Since we’re talking about free spells that cost an arm and a leg, I figure it’s also only fair to list off the contenders in order of their price tag:
- : $14,280
- : $2,800
- : $2701
- : $2535
- : $2450
- : $2400
- : $274
- : $194
- : $57
- : $45
All right, that was a little unfair, but who doesn’t want to check in on how ridiculous Power Nine prices are every once in a while? For those that aren’t aware, the top six cards of that list are banned in Commander, and as such probably shouldn’t be included as part of any EDH top ten lists.
As for the more legitimate version arranged by price…
- : $274
- : $194
- : $57
- : $45
- : $19
- : $10
- : $7
- : $5
- : $5
- : $4
I’m kind of sad thatjust barely got edged out of the running. It would have been our number eleven card if we’d kept the list going, but strangely it would appear that Cascade decks prefer the instant three mana from rather than the long-term extra mana rock.
What Do You Think?
This list has brought up the Power Nine, the Reserved List, Competitive EDH, and fast mana, all topics with no small amount of controversy surrounding them.
So, with that in mind…
And finally, do you play any of the shout-outs to the original Mox and Lotus? Do more people need to be playing these zero cost options despite them being more and more watered down? Were there any shout-outs we missed? Does the top end of this list need reprints to bring the costs down?

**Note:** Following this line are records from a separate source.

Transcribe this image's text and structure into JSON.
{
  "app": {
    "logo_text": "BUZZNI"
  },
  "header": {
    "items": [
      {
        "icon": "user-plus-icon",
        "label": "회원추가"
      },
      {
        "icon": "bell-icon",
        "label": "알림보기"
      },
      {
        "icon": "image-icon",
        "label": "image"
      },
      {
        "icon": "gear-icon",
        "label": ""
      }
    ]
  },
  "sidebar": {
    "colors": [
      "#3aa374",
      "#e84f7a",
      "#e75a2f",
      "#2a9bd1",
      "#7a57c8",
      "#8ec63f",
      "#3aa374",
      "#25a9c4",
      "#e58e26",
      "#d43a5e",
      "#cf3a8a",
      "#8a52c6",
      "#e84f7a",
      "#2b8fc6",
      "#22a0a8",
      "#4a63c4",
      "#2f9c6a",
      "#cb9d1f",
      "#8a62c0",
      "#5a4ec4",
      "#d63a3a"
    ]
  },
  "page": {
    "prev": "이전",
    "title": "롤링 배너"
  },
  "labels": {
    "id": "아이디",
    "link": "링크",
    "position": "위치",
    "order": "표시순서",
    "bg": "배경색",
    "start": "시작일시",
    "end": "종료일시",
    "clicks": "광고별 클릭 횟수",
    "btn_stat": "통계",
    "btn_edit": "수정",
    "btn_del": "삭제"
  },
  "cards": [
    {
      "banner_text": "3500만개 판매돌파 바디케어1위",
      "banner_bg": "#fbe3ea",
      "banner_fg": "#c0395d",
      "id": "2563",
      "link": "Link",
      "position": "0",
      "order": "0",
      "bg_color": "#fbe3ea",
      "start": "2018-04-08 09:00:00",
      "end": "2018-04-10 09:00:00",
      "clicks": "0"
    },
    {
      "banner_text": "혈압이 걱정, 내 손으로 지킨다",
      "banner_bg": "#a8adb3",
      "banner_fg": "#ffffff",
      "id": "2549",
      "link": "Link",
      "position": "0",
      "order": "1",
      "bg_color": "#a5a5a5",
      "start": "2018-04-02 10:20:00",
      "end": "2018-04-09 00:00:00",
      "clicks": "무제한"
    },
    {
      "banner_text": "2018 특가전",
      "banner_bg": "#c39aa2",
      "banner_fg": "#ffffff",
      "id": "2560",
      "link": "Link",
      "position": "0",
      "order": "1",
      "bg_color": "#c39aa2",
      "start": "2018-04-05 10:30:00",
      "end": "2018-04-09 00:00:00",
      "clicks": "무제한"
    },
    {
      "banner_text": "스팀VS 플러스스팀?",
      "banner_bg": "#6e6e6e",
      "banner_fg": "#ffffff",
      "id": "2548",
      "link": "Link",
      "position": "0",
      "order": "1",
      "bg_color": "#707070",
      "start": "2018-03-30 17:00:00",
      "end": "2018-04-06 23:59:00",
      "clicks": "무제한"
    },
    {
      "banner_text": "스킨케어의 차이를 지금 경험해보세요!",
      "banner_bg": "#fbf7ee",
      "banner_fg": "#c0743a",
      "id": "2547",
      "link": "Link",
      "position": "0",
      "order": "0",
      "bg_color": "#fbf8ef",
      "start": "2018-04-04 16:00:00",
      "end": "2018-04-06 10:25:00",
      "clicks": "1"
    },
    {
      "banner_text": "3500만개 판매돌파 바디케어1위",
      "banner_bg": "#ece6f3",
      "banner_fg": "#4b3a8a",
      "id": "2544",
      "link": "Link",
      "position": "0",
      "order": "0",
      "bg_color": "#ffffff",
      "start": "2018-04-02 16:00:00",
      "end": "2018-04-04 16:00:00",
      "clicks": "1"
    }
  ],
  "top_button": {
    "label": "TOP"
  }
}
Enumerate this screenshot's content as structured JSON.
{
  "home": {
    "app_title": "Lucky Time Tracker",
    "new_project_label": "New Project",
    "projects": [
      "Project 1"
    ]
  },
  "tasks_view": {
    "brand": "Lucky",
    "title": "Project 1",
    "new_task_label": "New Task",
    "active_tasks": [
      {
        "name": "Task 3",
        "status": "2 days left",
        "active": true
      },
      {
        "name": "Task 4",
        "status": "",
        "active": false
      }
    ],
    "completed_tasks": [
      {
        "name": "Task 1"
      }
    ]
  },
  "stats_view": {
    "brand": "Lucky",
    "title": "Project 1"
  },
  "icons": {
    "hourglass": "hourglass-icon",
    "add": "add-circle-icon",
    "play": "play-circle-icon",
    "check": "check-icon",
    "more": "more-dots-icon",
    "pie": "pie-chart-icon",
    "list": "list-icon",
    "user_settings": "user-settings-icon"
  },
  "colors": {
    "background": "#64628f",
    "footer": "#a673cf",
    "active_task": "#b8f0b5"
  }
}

Let us know in the comments, and we’ll see you at the expensive gaming table in your friend’s basement that wobbles, has a leg that is about to fall off, and generally has a slope to it. That felt top is nice, though.